THURSDAY, Sept. 12 (HealthDay News) -- Scientists have identified a network of genes that influences whether you are right-handed or left-handed.
The researchers did so by looking at developing embryos.
"The genes are involved in the biological process through which an early embryo moves on from being a round ball of cells and becomes a growing organism with an established left and right side," study first author William Brandler, a doctoral student in the functional genomics unit at Oxford University in England, said in a university news release.
This gene network also may help establish left-right differences in the brain, which in turn influence whether a person is left- or right-handed, according to the study, published Sept. 12 in the journal PLoS Genetics.
These findings, however, don't completely explain right- and left-handed differences in people, the researchers said.
"As with all aspects of human behavior, nature and nurture go hand-in-hand," Brandler said. "The development of handedness derives from a mixture of genes, environment and cultural pressure to conform to right-handedness."
About 90 percent of people are right-handed. Humans are the only species with such a strong bias in handedness.
The Nemours Foundation has more about being left-handed.
SOURCE: Oxford University, news release, Sept. 12, 2013
Copyright © 2014 HealthDay. All rights reserved.
HealthDayNews articles are derived from various sources and do not reflect federal policy. healthfinder.gov does not endorse opinions, products, or services that may appear in news stories. For more information on health topics in the news, visit Health News on healthfinder.gov.

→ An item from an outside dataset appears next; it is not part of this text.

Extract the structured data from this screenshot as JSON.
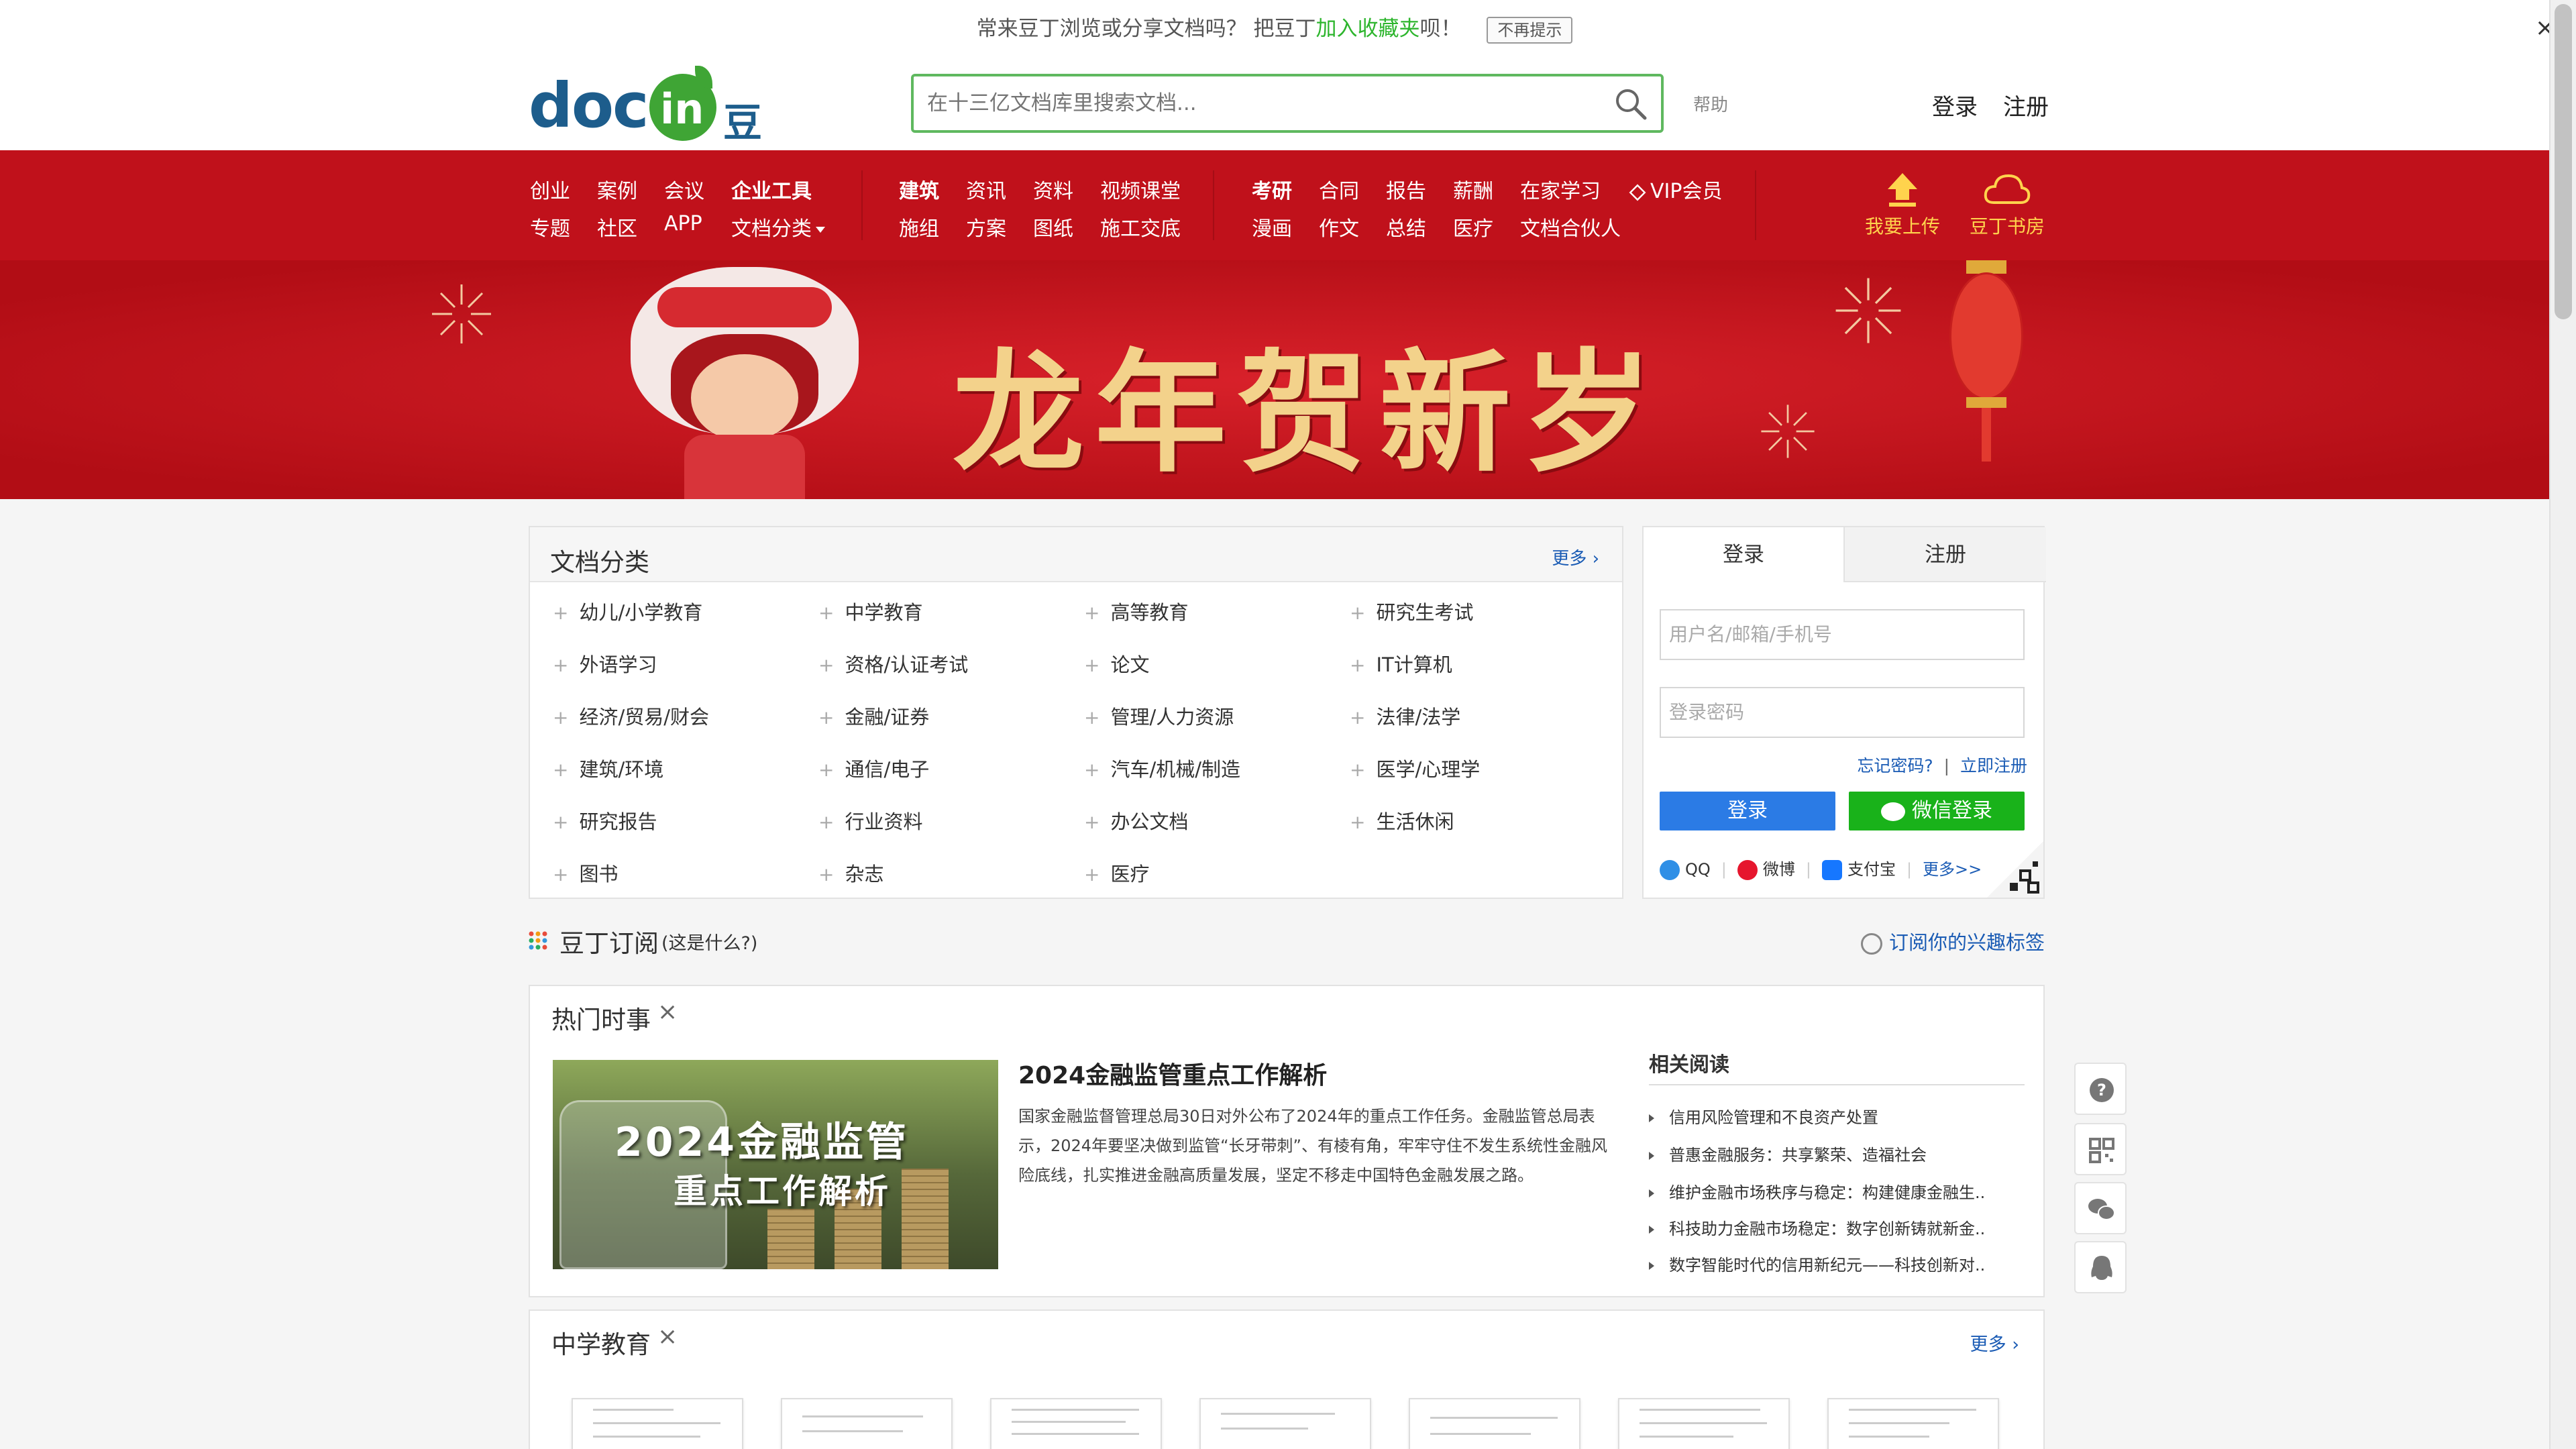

Note: Documents in PDF format require the Adobe Acrobat Reader®. If you experience problems with PDF documents, please download the latest version of the Reader®.